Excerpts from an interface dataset
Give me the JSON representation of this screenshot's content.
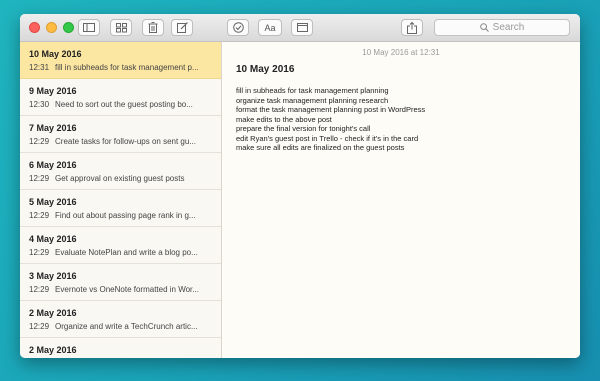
{
  "toolbar": {
    "search_placeholder": "Search",
    "icons": [
      "sidebar-toggle-icon",
      "attachments-grid-icon",
      "trash-icon",
      "compose-icon",
      "checklist-icon",
      "format-text-icon",
      "table-icon",
      "share-icon",
      "search-icon"
    ],
    "format_label": "Aa"
  },
  "notes": [
    {
      "date": "10 May 2016",
      "time": "12:31",
      "snippet": "fill in subheads for task management p..."
    },
    {
      "date": "9 May 2016",
      "time": "12:30",
      "snippet": "Need to sort out the guest posting bo..."
    },
    {
      "date": "7 May 2016",
      "time": "12:29",
      "snippet": "Create tasks for follow-ups on sent gu..."
    },
    {
      "date": "6 May 2016",
      "time": "12:29",
      "snippet": "Get approval on existing guest posts"
    },
    {
      "date": "5 May 2016",
      "time": "12:29",
      "snippet": "Find out about passing page rank in g..."
    },
    {
      "date": "4 May 2016",
      "time": "12:29",
      "snippet": "Evaluate NotePlan and write a blog po..."
    },
    {
      "date": "3 May 2016",
      "time": "12:29",
      "snippet": "Evernote vs OneNote formatted in Wor..."
    },
    {
      "date": "2 May 2016",
      "time": "12:29",
      "snippet": "Organize and write a TechCrunch artic..."
    },
    {
      "date": "2 May 2016",
      "time": "",
      "snippet": ""
    }
  ],
  "editor": {
    "timestamp": "10 May 2016 at 12:31",
    "title": "10 May 2016",
    "lines": [
      "fill in subheads for task management planning",
      "organize task management planning research",
      "format the task management planning post in WordPress",
      "make edits to the above post",
      "prepare the final version for tonight's call",
      "edit Ryan's guest post in Trello - check if it's in the card",
      "make sure all edits are finalized on the guest posts"
    ]
  },
  "colors": {
    "selected_row": "#fbe6a2",
    "background_accent": "#1aa3b8"
  }
}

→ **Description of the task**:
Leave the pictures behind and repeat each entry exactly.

→ **Task answer**:
Give me the JSON representation of this screenshot's content.
{
  "toolbar": {
    "search_placeholder": "Search",
    "icons": [
      "sidebar-toggle-icon",
      "attachments-grid-icon",
      "trash-icon",
      "compose-icon",
      "checklist-icon",
      "format-text-icon",
      "table-icon",
      "share-icon",
      "search-icon"
    ],
    "format_label": "Aa"
  },
  "notes": [
    {
      "date": "10 May 2016",
      "time": "12:31",
      "snippet": "fill in subheads for task management p..."
    },
    {
      "date": "9 May 2016",
      "time": "12:30",
      "snippet": "Need to sort out the guest posting bo..."
    },
    {
      "date": "7 May 2016",
      "time": "12:29",
      "snippet": "Create tasks for follow-ups on sent gu..."
    },
    {
      "date": "6 May 2016",
      "time": "12:29",
      "snippet": "Get approval on existing guest posts"
    },
    {
      "date": "5 May 2016",
      "time": "12:29",
      "snippet": "Find out about passing page rank in g..."
    },
    {
      "date": "4 May 2016",
      "time": "12:29",
      "snippet": "Evaluate NotePlan and write a blog po..."
    },
    {
      "date": "3 May 2016",
      "time": "12:29",
      "snippet": "Evernote vs OneNote formatted in Wor..."
    },
    {
      "date": "2 May 2016",
      "time": "12:29",
      "snippet": "Organize and write a TechCrunch artic..."
    },
    {
      "date": "2 May 2016",
      "time": "",
      "snippet": ""
    }
  ],
  "editor": {
    "timestamp": "10 May 2016 at 12:31",
    "title": "10 May 2016",
    "lines": [
      "fill in subheads for task management planning",
      "organize task management planning research",
      "format the task management planning post in WordPress",
      "make edits to the above post",
      "prepare the final version for tonight's call",
      "edit Ryan's guest post in Trello - check if it's in the card",
      "make sure all edits are finalized on the guest posts"
    ]
  },
  "colors": {
    "selected_row": "#fbe6a2",
    "background_accent": "#1aa3b8"
  }
}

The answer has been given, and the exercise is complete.